## PROBLEM
Return each line below holding the string "Ctrl".

## INFORMATION GIVEN

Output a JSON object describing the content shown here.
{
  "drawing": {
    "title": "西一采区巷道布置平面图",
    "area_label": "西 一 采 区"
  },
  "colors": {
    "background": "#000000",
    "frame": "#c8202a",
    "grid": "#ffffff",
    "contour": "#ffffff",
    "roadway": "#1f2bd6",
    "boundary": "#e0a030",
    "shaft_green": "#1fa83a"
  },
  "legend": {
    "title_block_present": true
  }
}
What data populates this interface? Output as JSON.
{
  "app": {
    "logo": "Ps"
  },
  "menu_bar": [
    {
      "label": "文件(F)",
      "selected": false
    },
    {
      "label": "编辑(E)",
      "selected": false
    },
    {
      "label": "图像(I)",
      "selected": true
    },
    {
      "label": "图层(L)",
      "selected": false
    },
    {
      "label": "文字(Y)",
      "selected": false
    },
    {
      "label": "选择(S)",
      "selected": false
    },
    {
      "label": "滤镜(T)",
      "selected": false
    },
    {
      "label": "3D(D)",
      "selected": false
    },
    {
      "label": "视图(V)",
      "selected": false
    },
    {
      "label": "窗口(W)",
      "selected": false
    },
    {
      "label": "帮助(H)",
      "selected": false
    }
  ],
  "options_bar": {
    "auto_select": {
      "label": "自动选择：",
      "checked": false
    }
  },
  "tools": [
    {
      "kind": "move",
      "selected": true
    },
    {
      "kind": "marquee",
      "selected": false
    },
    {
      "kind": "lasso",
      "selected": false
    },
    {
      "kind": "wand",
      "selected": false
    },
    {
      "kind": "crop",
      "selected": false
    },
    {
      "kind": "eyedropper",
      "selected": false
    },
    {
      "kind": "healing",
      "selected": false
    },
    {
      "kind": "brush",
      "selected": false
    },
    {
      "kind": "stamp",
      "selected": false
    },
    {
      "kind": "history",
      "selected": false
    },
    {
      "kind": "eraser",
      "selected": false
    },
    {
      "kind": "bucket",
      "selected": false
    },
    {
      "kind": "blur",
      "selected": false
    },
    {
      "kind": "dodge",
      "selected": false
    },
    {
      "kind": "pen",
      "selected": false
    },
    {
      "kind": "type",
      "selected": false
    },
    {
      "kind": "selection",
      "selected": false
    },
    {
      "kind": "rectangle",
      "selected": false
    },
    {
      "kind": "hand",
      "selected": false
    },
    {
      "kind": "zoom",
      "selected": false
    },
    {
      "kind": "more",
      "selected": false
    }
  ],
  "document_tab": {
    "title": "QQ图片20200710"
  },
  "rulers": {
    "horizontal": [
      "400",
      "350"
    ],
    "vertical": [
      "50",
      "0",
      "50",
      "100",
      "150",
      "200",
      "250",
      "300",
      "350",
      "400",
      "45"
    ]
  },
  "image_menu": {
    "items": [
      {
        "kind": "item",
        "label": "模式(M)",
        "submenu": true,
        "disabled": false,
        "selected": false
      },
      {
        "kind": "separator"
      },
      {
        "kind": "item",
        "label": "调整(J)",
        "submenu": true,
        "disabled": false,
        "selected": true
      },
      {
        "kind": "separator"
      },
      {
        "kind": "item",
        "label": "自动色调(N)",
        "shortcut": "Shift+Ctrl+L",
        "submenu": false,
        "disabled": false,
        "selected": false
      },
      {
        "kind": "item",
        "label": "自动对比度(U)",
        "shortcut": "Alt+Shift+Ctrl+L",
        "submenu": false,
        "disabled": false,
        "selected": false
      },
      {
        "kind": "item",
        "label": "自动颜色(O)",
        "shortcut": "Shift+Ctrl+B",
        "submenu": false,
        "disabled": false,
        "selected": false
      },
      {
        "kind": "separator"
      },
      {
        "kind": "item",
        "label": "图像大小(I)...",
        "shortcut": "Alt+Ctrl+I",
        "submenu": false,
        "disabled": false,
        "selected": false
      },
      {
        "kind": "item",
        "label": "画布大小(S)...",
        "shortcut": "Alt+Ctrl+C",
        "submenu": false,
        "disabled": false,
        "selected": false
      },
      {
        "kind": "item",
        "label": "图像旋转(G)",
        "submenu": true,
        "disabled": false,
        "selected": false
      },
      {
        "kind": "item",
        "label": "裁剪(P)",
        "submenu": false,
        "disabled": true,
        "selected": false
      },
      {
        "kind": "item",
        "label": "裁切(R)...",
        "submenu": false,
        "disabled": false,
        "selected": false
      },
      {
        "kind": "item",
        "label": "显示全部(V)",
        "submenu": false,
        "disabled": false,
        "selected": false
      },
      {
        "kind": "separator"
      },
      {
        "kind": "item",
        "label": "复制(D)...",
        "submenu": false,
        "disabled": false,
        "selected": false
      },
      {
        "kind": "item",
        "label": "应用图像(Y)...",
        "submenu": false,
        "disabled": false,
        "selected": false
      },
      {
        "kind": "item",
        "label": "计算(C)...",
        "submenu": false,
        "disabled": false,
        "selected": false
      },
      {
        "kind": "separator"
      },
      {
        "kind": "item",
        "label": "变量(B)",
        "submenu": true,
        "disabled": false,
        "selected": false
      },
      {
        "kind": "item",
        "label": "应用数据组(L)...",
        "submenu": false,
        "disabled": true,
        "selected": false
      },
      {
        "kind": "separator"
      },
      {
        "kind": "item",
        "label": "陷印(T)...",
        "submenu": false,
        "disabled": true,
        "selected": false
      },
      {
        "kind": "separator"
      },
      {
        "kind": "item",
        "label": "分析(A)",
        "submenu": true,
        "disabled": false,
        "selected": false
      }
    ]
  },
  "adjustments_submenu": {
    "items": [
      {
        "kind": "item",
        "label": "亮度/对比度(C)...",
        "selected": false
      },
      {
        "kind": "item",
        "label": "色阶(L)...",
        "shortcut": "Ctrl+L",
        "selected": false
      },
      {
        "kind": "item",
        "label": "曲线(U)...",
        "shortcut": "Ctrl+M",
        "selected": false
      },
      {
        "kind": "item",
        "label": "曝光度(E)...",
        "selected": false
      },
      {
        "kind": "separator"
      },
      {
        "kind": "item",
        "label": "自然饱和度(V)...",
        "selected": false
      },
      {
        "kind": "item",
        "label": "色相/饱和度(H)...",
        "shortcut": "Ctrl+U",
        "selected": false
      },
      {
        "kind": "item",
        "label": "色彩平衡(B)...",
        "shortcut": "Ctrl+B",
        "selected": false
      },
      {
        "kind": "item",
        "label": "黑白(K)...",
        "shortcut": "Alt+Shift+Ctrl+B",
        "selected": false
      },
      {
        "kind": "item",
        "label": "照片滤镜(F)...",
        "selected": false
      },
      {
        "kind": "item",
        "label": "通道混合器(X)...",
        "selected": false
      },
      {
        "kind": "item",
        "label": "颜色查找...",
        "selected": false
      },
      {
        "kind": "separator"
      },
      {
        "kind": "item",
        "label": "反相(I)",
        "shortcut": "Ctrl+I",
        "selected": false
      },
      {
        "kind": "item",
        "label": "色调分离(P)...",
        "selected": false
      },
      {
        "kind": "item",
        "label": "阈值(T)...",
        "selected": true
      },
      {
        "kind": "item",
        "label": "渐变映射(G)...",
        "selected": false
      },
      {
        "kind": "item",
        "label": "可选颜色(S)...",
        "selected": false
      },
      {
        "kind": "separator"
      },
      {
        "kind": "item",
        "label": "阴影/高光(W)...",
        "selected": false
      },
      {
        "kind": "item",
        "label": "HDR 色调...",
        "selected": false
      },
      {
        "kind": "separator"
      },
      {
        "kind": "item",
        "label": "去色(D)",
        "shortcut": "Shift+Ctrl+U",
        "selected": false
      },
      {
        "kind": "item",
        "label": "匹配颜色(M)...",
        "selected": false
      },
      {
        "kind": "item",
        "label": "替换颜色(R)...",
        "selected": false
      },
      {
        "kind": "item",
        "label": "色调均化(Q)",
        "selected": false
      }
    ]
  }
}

## WORKED SOLUTION
        "shortcut": "Shift+Ctrl+L",
        "shortcut": "Alt+Shift+Ctrl+L",
        "shortcut": "Shift+Ctrl+B",
        "shortcut": "Alt+Ctrl+I",
        "shortcut": "Alt+Ctrl+C",
        "shortcut": "Ctrl+L",
        "shortcut": "Ctrl+M",
        "shortcut": "Ctrl+U",
        "shortcut": "Ctrl+B",
        "shortcut": "Alt+Shift+Ctrl+B",
        "shortcut": "Ctrl+I",
        "shortcut": "Shift+Ctrl+U",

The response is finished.